Economically speaking, I have already mentioned some of the affected industries in Poland. Let me repeat that the agreement is not yet set in stone and we will fight to ensure a good agreement for our country until the negotiations have ended.

It seems that these negotiations are very transparent and people can easily find out about that agreements have been reached. At the same time, there are many fallacies and misconceptions about TTIP. Which ones would you like to address?

As you mention the question of transparency, I would like to address exactly that issue. It has been one of the key concerns expressed by the detractors of the TTIP agreement. Let me start by saying that by definition of what they are, negotiations on trade deals are confidential for strategic and tactical reasons. Publicly disclosing your negotiating position does not bolster your position at the negotiating table.
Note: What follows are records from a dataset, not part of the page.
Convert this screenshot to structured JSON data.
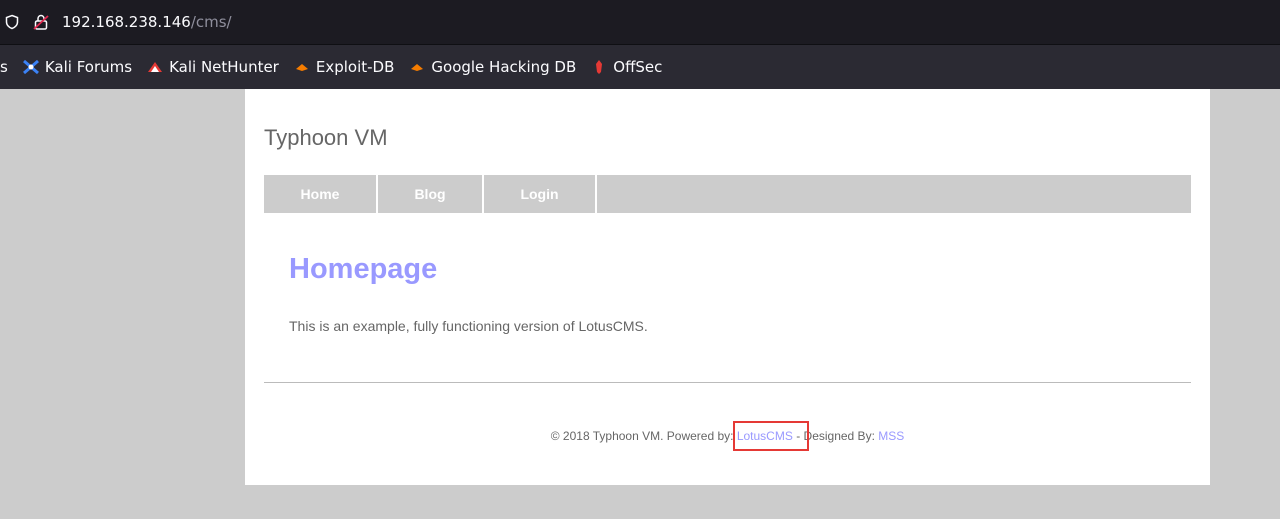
{
  "browser": {
    "url_host": "192.168.238.146",
    "url_path": "/cms/",
    "bookmarks": [
      {
        "label": "s",
        "icon": "none"
      },
      {
        "label": "Kali Forums",
        "icon": "kali-forums-icon"
      },
      {
        "label": "Kali NetHunter",
        "icon": "nethunter-icon"
      },
      {
        "label": "Exploit-DB",
        "icon": "exploit-db-icon"
      },
      {
        "label": "Google Hacking DB",
        "icon": "ghdb-icon"
      },
      {
        "label": "OffSec",
        "icon": "offsec-icon"
      }
    ]
  },
  "site": {
    "title": "Typhoon VM",
    "nav": [
      "Home",
      "Blog",
      "Login"
    ]
  },
  "content": {
    "heading": "Homepage",
    "text": "This is an example, fully functioning version of LotusCMS."
  },
  "footer": {
    "prefix": "© 2018 Typhoon VM. Powered by: ",
    "lotus_link": "LotusCMS",
    "middle": " - Designed By: ",
    "mss_link": "MSS"
  },
  "colors": {
    "accent": "#9999ff",
    "highlight": "#e53935",
    "nav_bg": "#cccccc"
  }
}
Negotiating in a confidential environment is thus not-antidemocratic but it is a strategic choice to get the best out of the negotiations for EU citizens. Let us not forget that it is the governments of the EU Member States, which have been democratically elected, that gave the EU Commission the mandate to negotiate this agreement. This is also the case with any other trade deal. This mandate was adopted according to democratic procedures and endorsed by the European Parliament.

It is important to note that all Members of the European Parliament have access to the negotiating documents of the EU for TTIP, as do lawmakers from national parliaments. We have very regular discussions in the European Parliament, both within our political group and with the other political groups, as well as with the negotiating team of the EU Commission about the ongoing negotiations. Further, an advisory group to the EU Commission, which contains all relevant stakeholders, can state its views on particular issues being negotiated. Everybody, including consumer groups and civil society advocates, have the opportunity to bring their views into the discussion. In addition, the EU Commission publishes all its position papers and negotiating positions on its website. This is an unprecedented degree of transparency.

There is, of course, room for improvement when it comes to democratic oversight of trade negotiations, but we are making significant progress on this issue. The best example of this is the enhanced role the European Parliament has been given as part of the reforms of the Treaty of Lisbon. The European Parliament must now approve any trade deal the EU Commission negotiates. How can the negotiations thus be deemed non-transparent when the European Parliament can view the final text before voting on it?